Published Sep 23, 2016Though Greg Halpin may have garnered national attention as a member of now-defunct indie pop outfit Honheehonhee and still-at-it folk-rock group Lakes of Canada, the Montreal-based singer/songwriter is best known in his hometown as a busker with big dreams. That image is central to the duality of Notes from a Bedroom; though featuring little more than Halpin singing and playing guitar, the album features a vast vision that confronts how digital connectivity fragments human interaction.
Heavily inspired by the early work of Bob Dylan, Halpin works within a limited sonic palette to showcase his ear for hooks while also demonstrating a restlessness and desire to stretch out and experiment. Tracks "Let it Grow" and "One Last Love Song" have identical melodies, and lyrics on songs including "Lonely AF" and "There's Gotta Be More Than This" tackle Millennial anxiety and technology-induced social decay, sparing no pretension in language or subject matter. Human connectivity also shaped the record's creation — it was funded through Halpin's busking and an online crowdfunding campaign — and his desire to engage and interact with others is palpable, as is his frustration when modern technology complicates said desire.

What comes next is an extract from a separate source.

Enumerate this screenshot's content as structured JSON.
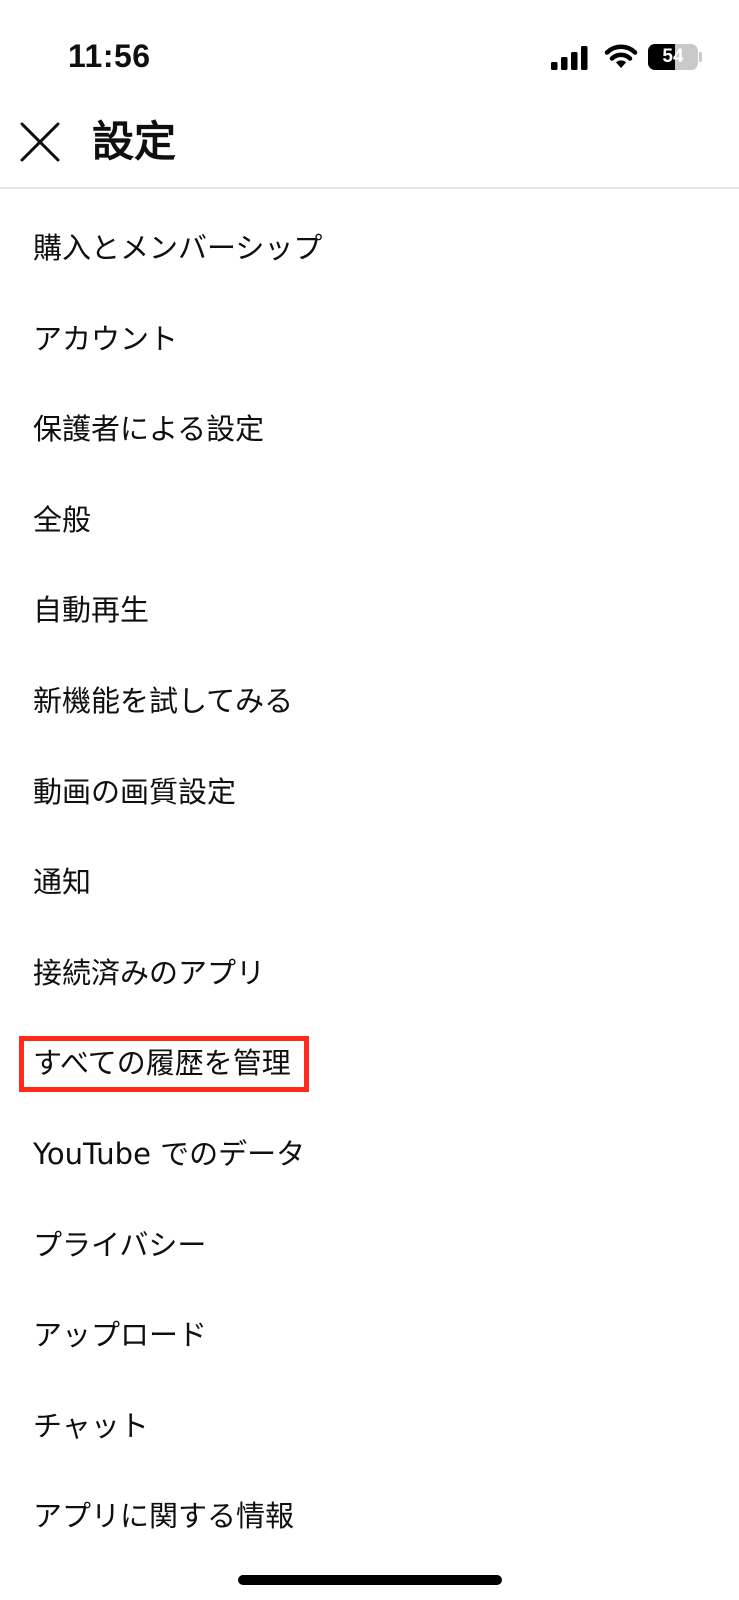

It makes for a compelling listen but, at over an hour in length, the record tends to overstay its welcome; much like busking, it's better suited to segmented listening, in smaller chunks. No matter what kind of journey one goes on in the interim, Halpin — the ever-stalwart busker — will be there, guitar in hand, when you're back. (You've Changed)